* _Exercise objective_: Please say how many lines in the records below contain the word "单击此处添加标题文字", giving the number alone.

* _Exercise materials_:

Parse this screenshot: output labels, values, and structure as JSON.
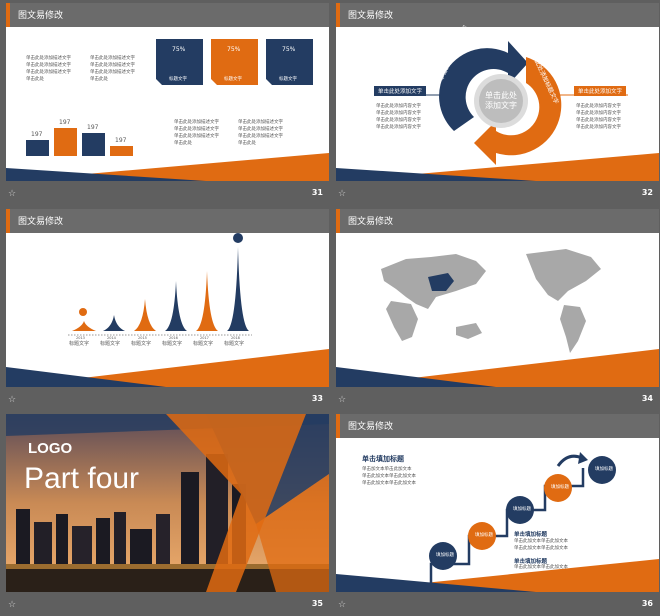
{
  "colors": {
    "navy": "#233c62",
    "orange": "#e06b12",
    "gray": "#6b6b6b"
  },
  "slides": [
    {
      "num": "31",
      "title": "图文易修改",
      "text_lines": [
        "单击此处添加描述文字",
        "单击此处添加描述文字",
        "单击此处添加描述文字",
        "单击此处"
      ],
      "bar_values": [
        "197",
        "197",
        "197",
        "197"
      ],
      "percents": [
        "75%",
        "75%",
        "75%"
      ],
      "box_labels": [
        "标题文字",
        "标题文字",
        "标题文字"
      ],
      "lines_b": [
        "单击此处添加描述文字",
        "单击此处添加描述文字",
        "单击此处添加描述文字",
        "单击此处"
      ]
    },
    {
      "num": "32",
      "title": "图文易修改",
      "center": "单击此处添加文字",
      "left_title": "单击此处添加文字",
      "right_title": "单击此处添加文字",
      "arc_left": "单击此处添加标题文字",
      "arc_right": "单击此处添加标题文字",
      "items": [
        "单击此处添加内容文字",
        "单击此处添加内容文字",
        "单击此处添加内容文字",
        "单击此处添加内容文字"
      ]
    },
    {
      "num": "33",
      "title": "图文易修改",
      "labels": [
        "标题文字",
        "标题文字",
        "标题文字",
        "标题文字",
        "标题文字",
        "标题文字"
      ],
      "years": [
        "2013",
        "2014",
        "2015",
        "2016",
        "2017",
        "2018"
      ]
    },
    {
      "num": "34",
      "title": "图文易修改"
    },
    {
      "num": "35",
      "logo": "LOGO",
      "part": "Part four"
    },
    {
      "num": "36",
      "title": "图文易修改",
      "main_title": "单击填加标题",
      "main_lines": [
        "单击加文本单击此加文本",
        "单击此加文本单击此加文本",
        "单击此加文本单击此加文本"
      ],
      "sub_title": "单击填加标题",
      "sub_lines": [
        "单击此加文本单击此加文本",
        "单击此加文本单击此加文本"
      ],
      "sub2_title": "单击填加标题",
      "sub2_lines": [
        "单击此加文本单击此加文本",
        "单击此加文本单击此加文本"
      ],
      "circle_text": "填加标题"
    }
  ]
}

* _The completed task_: 2